Composite indices applications cover a broad gamut. From evaluations of Universities, countries, institutions or firms; their popularity has grown exponentially, and their use expands throughout all domains of research and policy making exercises. Reasonably, there is something desirable in being able to consolidate the breadth of a variety of information into a single metric that serves as a benchmark of how well an entity operates. Regardless, this raises more questions than it may answer. How is this metric constructed and how sound is it eventually to trust it? The reason being trust in these metrics is of paramount importance, and it is often the case that their whole construct is opaque, lacks a sound framework and thus inferences made based on such metrics are bound to be distorted. There are several steps to be meticulously followed in the construction of composite indices, and choices in each and every step could radically alter the metric produced. The most important steps in the methodological framework are those of weighting and aggregating the elementary indicators into the overall composite index. There is a large documented literature on these steps, and a rough division in two groups at both steps. However large the literature and the heated debate are, whether one talks about weighting or aggregating the elementary indicators, there are some things found to be missing or often neglected in both camps’ arguments. These relate to assumptions about representation of preferences (as far as weighting and other parameters are concerned) and conceptual/methodological drawbacks (as far aggregation is concerned). By combining and extending well-known Operations Research methods, this thesis provides two novel methodological proposals aiming at addressing the issues found -or overlooked- in the above-mentioned steps. The metric that is produced offers a more ‘holistic’ output as, contrary to previous approaches in this strand, it is based on information that takes into account a multiplicity of viewpoints and spatial information related to the a unit’s competitive environment. At the same time, it encapsulates traditional uncertainty analysis, permitting the decision-maker to get more insights than simply creating a cardinal construct, something that is often found missing from most composite indices nowadays.
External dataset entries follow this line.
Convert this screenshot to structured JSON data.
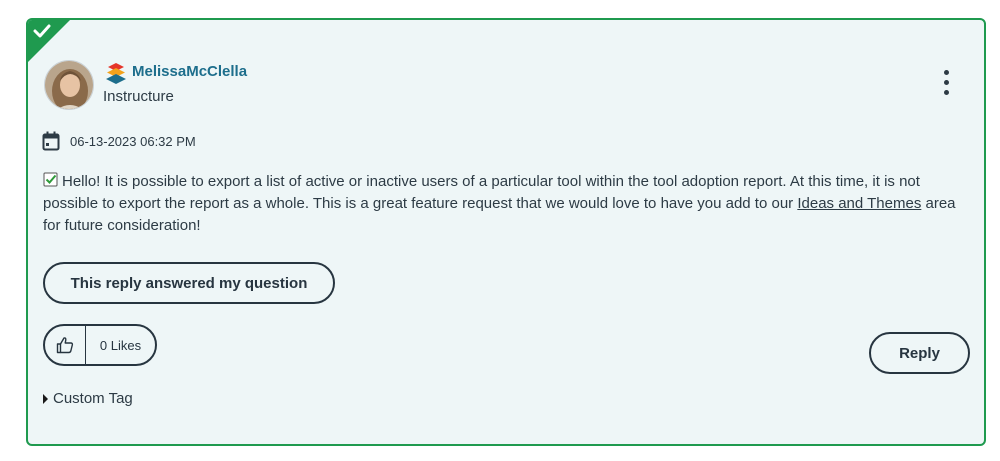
{
  "post": {
    "author": "MelissaMcClella",
    "organization": "Instructure",
    "date": "06-13-2023 06:32 PM",
    "body_part1": "Hello! It is possible to export a list of active or inactive users of a particular tool within the tool adoption report. At this time, it is not possible to export the report as a whole. This is a great feature request that we would love to have you add to our ",
    "body_link": "Ideas and Themes",
    "body_part2": " area for future consideration!",
    "accepted_solution": true
  },
  "actions": {
    "accept_label": "This reply answered my question",
    "kudos_count": "0 Likes",
    "reply_label": "Reply",
    "custom_tag_label": "Custom Tag"
  },
  "icons": {
    "corner": "accepted-solution-check-icon",
    "rank": "instructure-rank-icon",
    "menu": "kebab-menu-icon",
    "date": "calendar-icon",
    "inline": "checkbox-checked-icon",
    "kudos": "thumbs-up-icon",
    "tag": "caret-right-icon"
  },
  "colors": {
    "accent_green": "#1f9a4f",
    "card_background": "#eef6f7",
    "author_link": "#1d6e8c",
    "text": "#2d3b45"
  }
}
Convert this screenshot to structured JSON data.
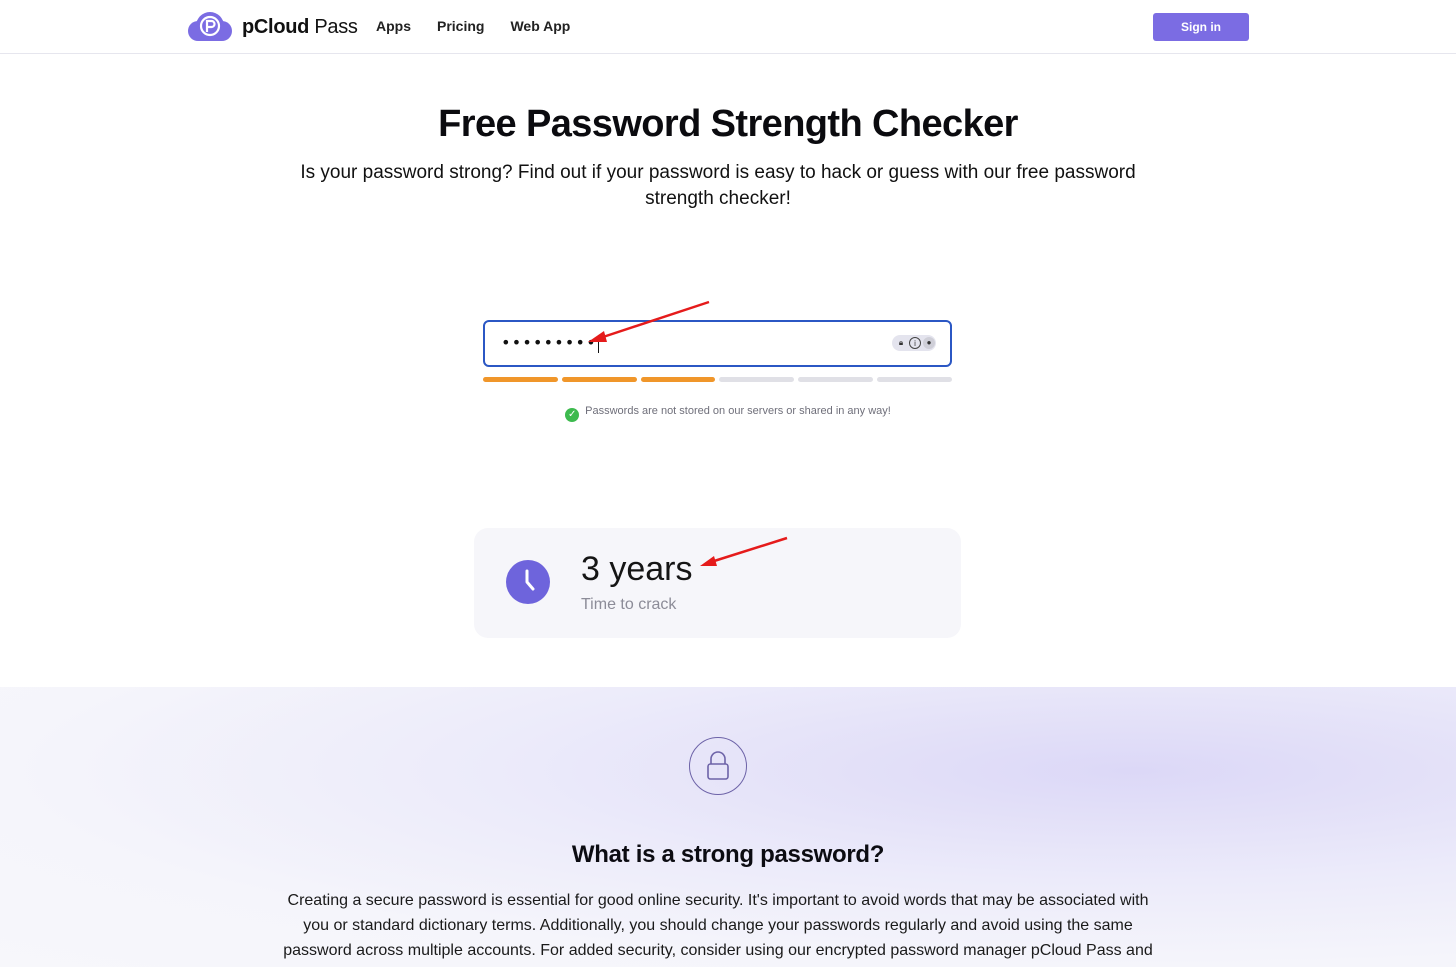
{
  "header": {
    "logo_text_bold": "pCloud",
    "logo_text_light": " Pass",
    "nav": [
      "Apps",
      "Pricing",
      "Web App"
    ],
    "signin_label": "Sign in"
  },
  "hero": {
    "title": "Free Password Strength Checker",
    "subtitle": "Is your password strong? Find out if your password is easy to hack or guess with our free password strength checker!"
  },
  "checker": {
    "password_masked": "•••••••••",
    "strength_segments_total": 6,
    "strength_segments_filled": 3,
    "strength_color": "#f0962a",
    "privacy_note": "Passwords are not stored on our servers or shared in any way!"
  },
  "result": {
    "time_value": "3 years",
    "time_label": "Time to crack"
  },
  "info": {
    "heading": "What is a strong password?",
    "paragraph": "Creating a secure password is essential for good online security. It's important to avoid words that may be associated with you or standard dictionary terms. Additionally, you should change your passwords regularly and avoid using the same password across multiple accounts. For added security, consider using our encrypted password manager pCloud Pass and"
  },
  "colors": {
    "accent": "#7b6ce3",
    "input_border": "#2b57c4",
    "annotation_arrow": "#e51b1b"
  }
}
|Date of Award||Sep 2019|
|Supervisor||Alessio Ishizaka (Supervisor), Gianpiero Torrisi (Supervisor) & Salvatore Greco (Supervisor)|
Multiple criteria evaluation of economic units via composite indices
Tasiou, M. (Author). Sep 2019
Student thesis: Doctoral Thesis